The last days since what is now called the “Royal Prank Tragedy” has been curious, but not entirely surprising. Not in the least that I have had Gerard Henderson, of the Sydney Institute, basically writing a similar argument about radio pranks as I articulated in my previous blog post. Rarely have the Sydney and Preston Institutes agreed so heartily. I had other responses from various people, including a former employee of Austereo who spoke of a headquarters “decorated from material that looked like seconds from the Death Star” and likened working for them to this scene from The Dark Crystal:
Southern Cross Austereo (SCA) itself hasn’t covered itself in glory either in the last days, with a number of gaffes that seem to show that they haven’t any intention to change their culture or their macho approach to corporate responsibility to society.
1. Blame the Hospital for Not Answering the Phone.
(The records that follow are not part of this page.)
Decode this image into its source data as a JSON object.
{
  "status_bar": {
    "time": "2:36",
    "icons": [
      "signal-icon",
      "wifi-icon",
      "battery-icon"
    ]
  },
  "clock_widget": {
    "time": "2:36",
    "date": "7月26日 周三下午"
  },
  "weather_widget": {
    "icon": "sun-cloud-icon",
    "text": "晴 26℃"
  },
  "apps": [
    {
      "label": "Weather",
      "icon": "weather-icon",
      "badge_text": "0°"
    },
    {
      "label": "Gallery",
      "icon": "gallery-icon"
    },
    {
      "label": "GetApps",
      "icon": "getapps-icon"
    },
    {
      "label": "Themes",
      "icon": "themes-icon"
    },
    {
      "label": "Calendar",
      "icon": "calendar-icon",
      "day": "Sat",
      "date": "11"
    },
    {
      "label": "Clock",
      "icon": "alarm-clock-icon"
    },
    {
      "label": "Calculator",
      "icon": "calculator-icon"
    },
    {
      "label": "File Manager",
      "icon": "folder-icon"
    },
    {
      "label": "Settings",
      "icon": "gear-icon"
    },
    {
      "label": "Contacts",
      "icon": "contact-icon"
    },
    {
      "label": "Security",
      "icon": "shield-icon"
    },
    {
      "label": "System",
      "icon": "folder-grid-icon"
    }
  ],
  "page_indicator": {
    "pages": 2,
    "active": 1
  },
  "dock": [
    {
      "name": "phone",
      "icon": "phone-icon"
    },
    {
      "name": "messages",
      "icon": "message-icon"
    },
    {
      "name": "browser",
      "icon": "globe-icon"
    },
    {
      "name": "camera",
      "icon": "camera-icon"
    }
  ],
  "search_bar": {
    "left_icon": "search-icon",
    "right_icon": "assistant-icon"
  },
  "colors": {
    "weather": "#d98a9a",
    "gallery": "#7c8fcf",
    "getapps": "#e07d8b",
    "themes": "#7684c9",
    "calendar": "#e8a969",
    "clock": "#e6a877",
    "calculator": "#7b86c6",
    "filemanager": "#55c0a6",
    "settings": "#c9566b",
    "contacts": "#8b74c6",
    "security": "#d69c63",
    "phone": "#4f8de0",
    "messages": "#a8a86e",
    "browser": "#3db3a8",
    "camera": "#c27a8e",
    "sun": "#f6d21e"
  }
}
Rhys Holleran, the CEO of SCA, said that the station “tried to ring the hospital” to gain permission to play the stunt. Not only has this been denied by the hospital, it shows a complete misunderstanding by SCA of their culpability. Instead of trying to avoid censure from ACMA for not following the Commercial Radio Code of Practice, what they should have said is “we should never have run the prank, having not been able to contact the hospital”. It sounds like the program director or whoever was responsible for the show said something like “oh, well, it’s just a great prank, let’s just get it on air and sort out the legals later”. It comes out as blame shifting, rather than taking responsibility.
2. “It Can’t Have Just Been Our Prank That Did This”
Austereo’s Sandy Kaye, when speaking to the New York Post about the tragedy, said what a number of people around water coolers – and even the presenters on The View – have been saying for the past few days –
“Surely, there’s a lot more to suicide than a prank call where a woman has [done nothing more than] put through a phone call… Perhaps the hospital should have known about that. If that turns out to be the case and they knew about her fragile situation, then why would you leave her on the front line?”
While this kind of speculation isn’t surprising amongst people away from the media and even on a public water cooler discussion show like The View, it’s astonishingly insensitive when coming from a spokesperson from the company directly involved. It’s more blame shifting – inferring the King Edward VII should not have nurses working at their hospital if they are “fragile”. After all, as we know, it wasn’t usually her job to answer phones – she was a nurse on station at 5.30 am, who just happened to answer a phone.
Then there were the PR playbook moves that shouldn’t have been fooling anyone – but probably are.
1. Parade the Hosts On Tightly Controlled Media
Many people saw the tearful interview with the two hosts in question – it is not surprising that they feel great remorse and regret. Interestingly, they absolved themselves from an amount of responsibility from what happened after the call was made – which shows that this was indeed an Austereo blame shifting culture problem, where hosts are encouraged to make such calls, but then pass responsibility onto others. The interview was intended to make viewers sympathise with the hosts, probably with the hope being that it distracts possible anger towards their bosses that foster the culture.
If Austereo were serious about having remorse for their action, the station staff directly responsible for co-ordinating pranks and allowing the material going to air should be interviewed – and not by a friendly, sympathetic interviewer like the ones found on ACA or TT. Or, maybe they should get the kind of treatment that “dodgy welfare cheats” get from those programs. Doubtful, considering SCA is a major purchaser of advertising on Channels 7 and 9.
2. Suspend Advertising and Cancel the Show
This is the trick 2GB played when Alan Jones was receiving negative publicity after the Died in Shame incident. They suspended advertising for two weeks – and now the advertisers would be knocking on the door, knowing that Jones’ ratings have increased since the incident. Austereo have done the same – it will be interesting to see how long that lasts. The show, the Hot 30, has been cancelled, which is an odd decision, given that it’s mostly a music show, with the latest popular songs with a bit of banter between them. I can’t think 2Day won’t have a show like that again. Again, more spin from the company.
I don’t agree with Tum Burrowes of Mumbrella that Holleran should resign. This would be yet another token sacrifice that companies do when they want to deflect criticism and don’t want to change their culture. This is why I suspect that he will probably resign soon enough. What should happen is a root and branch review and a cancelling of pranks that target the bystanders. I don’t think this will happen. If The View is anything to go by, there is still a belief that such pranks in themselves are harmless and a bit of fun – as I have been told by many outside the Twitterverse in the last couple of days.
Little doubt this will story will continue to play out and then finally fade away, leaving behind the tragedy and the family involved. It can’t be easy to have a loved one’s mental state being speculated upon by American TV shows. Ultimately, the executives of SC Austereo will survive this. They will continue to live in what the former Austereo employee who talked to me called their alternative reality. For those people trying to change their macho, rigid self belief, the phone message they will receive would go like this – “The reality you are accessing is no longer in service. Please contact your local reality provider.”